As mentioned, summer visits to Amsterdam are going to be the most expensive when it comes to any Amsterdam trip. And while a spring trip won’t be the cheapest one you could organize, it will be one of the best times to get that ideal combination of nice-enough weather and low-enough prices. In a shoulder season like spring, the prices aren’t as low as they can be in the winter, but they’re lower than they are in the summer. Crowds aren’t as thin as they are in the winter, but there are far fewer people than there are in the summer. It’s that perfect storm, if you will.

If you time your trip so you’re visiting in the early spring, you’ll be more likely to be able to score on a super cheap flight to Amsterdam. Later in the spring, airfare will go up steadily but will still be cheaper than a summer flight. The prices on accommodation will be mid-range in the spring, so that both hotels in Amsterdam and hostels in Amsterdam have more affordable rates than in the summer.

Keep in mind that there are some holidays in the spring around which prices will spike – this is especially true of accommodation, as airfare tends to remain steady, but right around Easter and Queen’s Day don’t be surprised if you find it’s a little harder to find a vacant room and when you do they’re a little more expensive than you’d anticipated for April and May.

Events in Amsterdam in Spring

In March there’s an annual religious procession that may or may not make sense to you if you’re not Catholic or Dutch, but could be interesting nonetheless. In April the calendar is a little more crowded with things like National Museum Weekend (free or reduced admission to state-run museums), Easter (a time when many Dutch people travel for the weekend), and the biggest national holiday of all – Queen’s Day. In May there’s another national holiday, Liberation Day, which is also a big deal in Amsterdam but not nearly as big as Queen’s Day. Other May holidays include National Windmill Day and National Cycling Day.

For more information about travel to Amsterdam in Spring:

photo by celesteh

{ 1 comment }

sirmarjalot December 26, 2010 at 3:46 am
Corner

I visited Amsterdam spring time 2009 after an absence of nealy 25 years.

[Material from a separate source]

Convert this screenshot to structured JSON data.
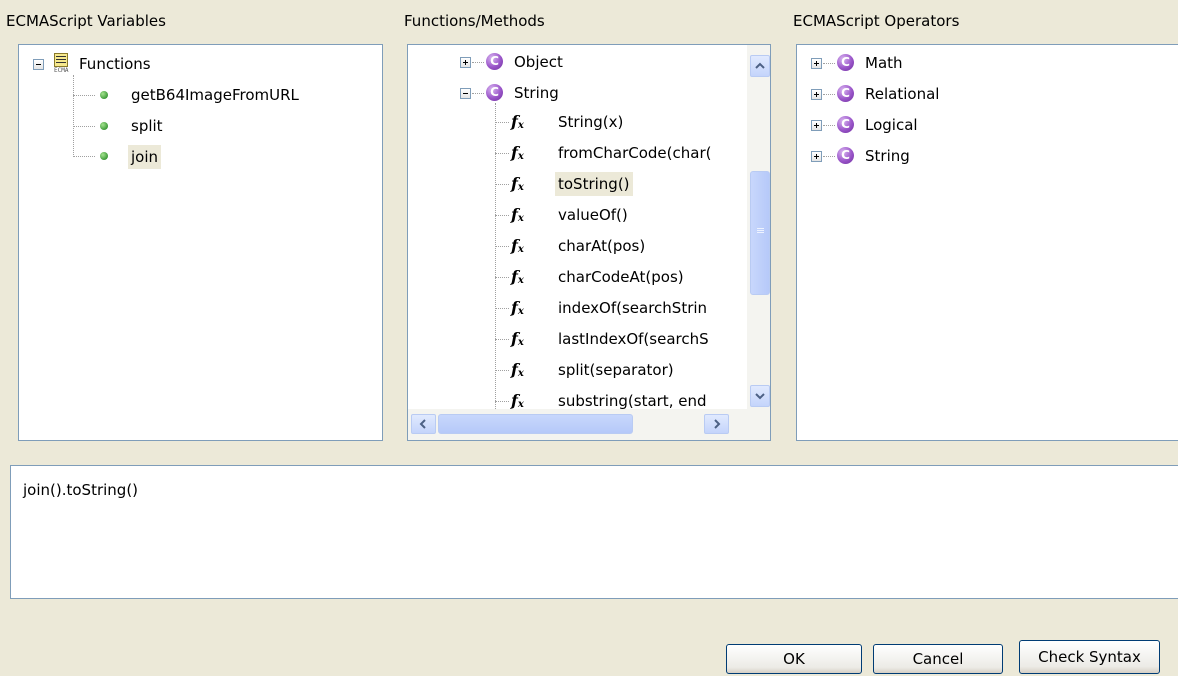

It was perfect weather and walking around the canals was beautiful. The nighttime entertainment is still going strong although it is shrinking. I hope one day Amsterdam red light district does not disappear altogether.

Corner

Comments on this entry are closed.

Previous post:

Next post: